It was brought to our attention that some members and non-members received fraudulent SMS notifications or “Smishing” texts on their mobile phones. Smishing, combines the words “SMS” and “phishing”, refers to the illegal practice of sending text messages to trick a victim to reveal confidential information.
Mobile users received what looks like a notification of suspicious activity coming from firstname.lastname@example.org. A link to restore the restricted account is provided.
What to do if you receive a fraudulent SMS
If you do not recognize the sender, DO NOT open. NEVER click on links from an unknown sender. Clicking may infect your mobile device with malware that could copy all your stored personal information.
If you do recognize the sender, call the sender, and ask if they meant to send an SMS (text message).
Block the number, this will slow down scammers.
If you are unsure of the sender even though it says, Hawaii FCU, please call us at 808-847-1371 or 800-433-8698. Please always exercise caution.
Identity theft is when someone steals your personal information and uses it without your permission. The fraudster can steal personal information such as your Social Security number and use it to create a new account, make purchases, or commit other fraudulent activities.
Due to technology and the internet, your personal information is always at risk. If you are not carefully monitoring your accounts, you may not notice that you have been victimized until the damage is already done.
Where to detect an identity thief
Here are some of the most common ways identity thieves can get a hold of your data:
Data Breaches: A data breach happens when someone gains access to an organization’s data without authorization.
Unsecured Browsing: For the most part, you can browse the internet safely if you stick to well-known websites.

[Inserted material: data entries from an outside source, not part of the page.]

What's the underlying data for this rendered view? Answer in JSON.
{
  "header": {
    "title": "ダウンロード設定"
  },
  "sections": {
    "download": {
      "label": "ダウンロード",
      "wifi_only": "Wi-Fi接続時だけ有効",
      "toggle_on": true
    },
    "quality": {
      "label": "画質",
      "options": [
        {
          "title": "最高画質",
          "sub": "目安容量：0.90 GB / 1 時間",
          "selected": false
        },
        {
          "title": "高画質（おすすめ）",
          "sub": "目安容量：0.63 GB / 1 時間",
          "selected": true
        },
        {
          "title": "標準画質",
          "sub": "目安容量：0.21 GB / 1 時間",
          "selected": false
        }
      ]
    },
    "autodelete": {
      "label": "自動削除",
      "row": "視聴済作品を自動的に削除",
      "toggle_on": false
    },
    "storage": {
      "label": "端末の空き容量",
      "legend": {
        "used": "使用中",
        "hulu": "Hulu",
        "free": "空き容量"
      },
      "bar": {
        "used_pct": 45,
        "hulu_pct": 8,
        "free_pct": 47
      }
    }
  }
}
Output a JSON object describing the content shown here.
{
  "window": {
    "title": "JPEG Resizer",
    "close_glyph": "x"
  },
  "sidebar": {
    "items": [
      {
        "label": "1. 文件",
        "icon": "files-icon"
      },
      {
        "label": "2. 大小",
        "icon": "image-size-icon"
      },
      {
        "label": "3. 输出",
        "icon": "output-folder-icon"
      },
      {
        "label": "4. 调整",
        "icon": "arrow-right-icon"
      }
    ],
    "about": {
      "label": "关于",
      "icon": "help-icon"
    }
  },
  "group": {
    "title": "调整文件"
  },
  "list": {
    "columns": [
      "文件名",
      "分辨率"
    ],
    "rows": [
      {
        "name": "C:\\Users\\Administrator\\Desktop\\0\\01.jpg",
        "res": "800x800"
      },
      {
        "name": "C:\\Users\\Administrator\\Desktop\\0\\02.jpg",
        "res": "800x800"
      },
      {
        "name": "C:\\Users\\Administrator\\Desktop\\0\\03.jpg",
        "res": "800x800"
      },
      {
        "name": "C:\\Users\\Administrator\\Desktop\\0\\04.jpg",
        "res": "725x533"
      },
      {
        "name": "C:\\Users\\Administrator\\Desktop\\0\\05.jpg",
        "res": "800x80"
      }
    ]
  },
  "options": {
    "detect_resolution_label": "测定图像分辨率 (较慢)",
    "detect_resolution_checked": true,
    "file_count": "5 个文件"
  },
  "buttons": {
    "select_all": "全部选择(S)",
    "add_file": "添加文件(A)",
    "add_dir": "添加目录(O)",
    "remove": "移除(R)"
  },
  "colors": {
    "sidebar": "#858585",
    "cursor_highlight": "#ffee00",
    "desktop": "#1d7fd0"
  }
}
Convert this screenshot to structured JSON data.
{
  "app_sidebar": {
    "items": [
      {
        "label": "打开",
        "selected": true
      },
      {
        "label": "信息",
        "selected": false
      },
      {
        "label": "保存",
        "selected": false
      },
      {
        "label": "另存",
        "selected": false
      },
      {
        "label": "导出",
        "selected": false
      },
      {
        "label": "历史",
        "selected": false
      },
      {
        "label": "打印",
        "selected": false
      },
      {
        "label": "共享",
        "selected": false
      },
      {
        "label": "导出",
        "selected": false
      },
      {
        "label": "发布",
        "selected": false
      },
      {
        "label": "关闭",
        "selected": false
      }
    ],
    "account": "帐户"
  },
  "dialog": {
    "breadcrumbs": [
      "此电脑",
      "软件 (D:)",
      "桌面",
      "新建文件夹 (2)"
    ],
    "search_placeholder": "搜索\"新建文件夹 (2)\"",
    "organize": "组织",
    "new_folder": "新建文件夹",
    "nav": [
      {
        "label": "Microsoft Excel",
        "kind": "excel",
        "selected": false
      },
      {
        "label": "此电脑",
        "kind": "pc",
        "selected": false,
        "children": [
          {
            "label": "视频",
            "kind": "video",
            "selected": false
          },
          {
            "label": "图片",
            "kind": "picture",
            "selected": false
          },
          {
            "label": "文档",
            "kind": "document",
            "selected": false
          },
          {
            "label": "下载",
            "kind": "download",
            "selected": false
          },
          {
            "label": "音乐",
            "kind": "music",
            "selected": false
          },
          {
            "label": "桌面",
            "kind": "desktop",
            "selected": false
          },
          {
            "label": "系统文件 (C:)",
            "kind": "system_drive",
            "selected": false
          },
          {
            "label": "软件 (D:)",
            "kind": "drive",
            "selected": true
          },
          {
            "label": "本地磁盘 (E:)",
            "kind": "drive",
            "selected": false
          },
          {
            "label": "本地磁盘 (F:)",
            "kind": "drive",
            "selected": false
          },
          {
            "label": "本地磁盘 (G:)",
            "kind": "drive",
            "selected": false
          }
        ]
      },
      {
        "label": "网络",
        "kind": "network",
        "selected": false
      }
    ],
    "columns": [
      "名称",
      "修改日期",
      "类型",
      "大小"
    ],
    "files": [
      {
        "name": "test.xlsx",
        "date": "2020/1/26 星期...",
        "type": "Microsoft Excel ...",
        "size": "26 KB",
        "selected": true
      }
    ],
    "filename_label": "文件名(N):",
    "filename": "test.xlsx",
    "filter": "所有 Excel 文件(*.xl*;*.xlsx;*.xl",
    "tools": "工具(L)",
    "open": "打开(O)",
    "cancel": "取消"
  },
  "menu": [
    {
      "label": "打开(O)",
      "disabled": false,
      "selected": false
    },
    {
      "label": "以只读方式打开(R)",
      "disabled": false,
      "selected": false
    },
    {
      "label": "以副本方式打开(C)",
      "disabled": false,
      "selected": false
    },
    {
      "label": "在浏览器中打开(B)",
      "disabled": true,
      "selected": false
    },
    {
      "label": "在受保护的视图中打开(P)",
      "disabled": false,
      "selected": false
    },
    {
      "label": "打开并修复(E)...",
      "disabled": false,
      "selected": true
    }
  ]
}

But if you share any information on an unsecured website or a website that has been compromised by hackers, you could be putting your sensitive information at risk and in the hands of a thief.
Credit Card Theft: If a thief can gain access to your credit card information, they can use it to make unauthorized purchases. Common ways credit card theft occurs are through a data breach, physical theft, credit card skimmers and via online merchants where card information is stored.
Mail Theft: Bank and credit card statements and other sensitive personal information that you can send or receive through the postal system can be intercepted and used to gain access to your data. Be sure to shred any old mail that may contain personal information.
Phishing and Spam Attacks: Scammers can use email, text messages, and other forms of electronic communication to steal sensitive information. For example, a bogus email made to look like it’s from a reliable source may include a link that directs you to a spoof website that looks just like the one it’s mimicking. It may ask you to input sensitive information. If something seems suspicious, it might be an attempt at identity theft.
If you feel you may be a victim of identity theft, contact your financial institution as soon as you notice fraudulent activity. Additional steps you can take to help ensure an identity thief isn’t continuing to use your identity would be to contact the companies where you know identity fraud occurred.
We have recently discovered that people, including non-members, have been receiving missed calls from our Hawaii FCU phone number with no voicemail being left. To ensure the safety of your personal information, please do not give out any sensitive information as these phone calls may be scam callers using the Hawaii FCU’s number as its caller-ID. Should our credit union need to contact a person, it is in our standard practice to leave a voicemail if we are unable to reach you. Our sincere apologies for any inconvenience.